I started by giving informal training talks to colleagues, then helping out a trainer on a one day event, then occasionally travelling abroad to train airline staff – all while mostly doing the day job, where I was seen as a subject matter expert.
Realising it was the training that had captured my interest, I seized the chance to join a newly expanding full time training unit, inducting, training and developing new and established colleagues.
My employer funded my CIPD training, which led to a professional training qualification and a new way of thinking and talking about myself and my work as a trainer ‘brand’.
And then came the unthinkable – redundancy. But with it came a new beginning, the chance to reinvent and grow. That redundancy was the best thing that could have happened. Today, I’m an actor, voice artist and learning and development consultant. My business, Speaking Well In Public, trains confident public speaking, leadership, train the trainer and employability essentials.
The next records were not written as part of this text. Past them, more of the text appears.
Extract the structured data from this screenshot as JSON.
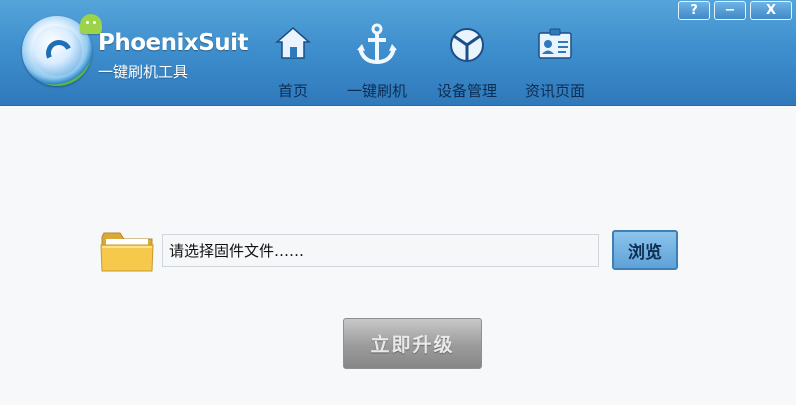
{
  "app": {
    "brand_name": "PhoenixSuit",
    "brand_subtitle": "一键刷机工具"
  },
  "nav": {
    "items": [
      {
        "label": "首页",
        "icon": "home-icon"
      },
      {
        "label": "一键刷机",
        "icon": "anchor-icon"
      },
      {
        "label": "设备管理",
        "icon": "device-icon"
      },
      {
        "label": "资讯页面",
        "icon": "badge-icon"
      }
    ],
    "active_index": 1
  },
  "window_controls": {
    "help": "?",
    "minimize": "−",
    "close": "X"
  },
  "firmware": {
    "placeholder": "请选择固件文件……",
    "browse_label": "浏览",
    "upgrade_label": "立即升级"
  },
  "colors": {
    "header_top": "#55a4d9",
    "header_bottom": "#2f79bb",
    "body_bg": "#f7f8fa",
    "nav_text": "#0d2d52"
  }
}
I offer short L&D contracts, 1-1 coaching to private clients and corporate development programmes.
Each new step happened because I said ‘yes’ to a new chance. So what’s your story?
How to answer the ‘what’s your weakness’ interview question
I’ve been having a conversation on Twitter after reading a call to interviewers to ditch the ‘what’s your greatest weakness?’ question, and just talk about the job itself, instead.
I got to wondering about the thinking behind telling us to ditch these questions. Yes, everyone ends up turning their weaknesses into a strength, and few candidates will reveal a significant weakness.
So does the question serve any purpose?
I always advise candidates to avoid the wrong answer [‘I don’t have any’], comedy answers (‘chocolate’) and disguised boasts (‘I’m a shocking perfectionist, just can’t rest til it’s perfect – terrible, I know, but that’s just the way I’m made!’).
It’s a great way to highlight your attitude to self development – what you’re actively doing to deal with something that could become an issue – and helps you feel more confident about acknowledging that nobody’s perfect and we can all learn.
Preparing to answer those questions, even if they’re never asked, helps boost a candidate’s confidence in their own abilities and self worth, and the interviewer can benefit from seeing that in action.
Underneath, it’s really not about a weakness list!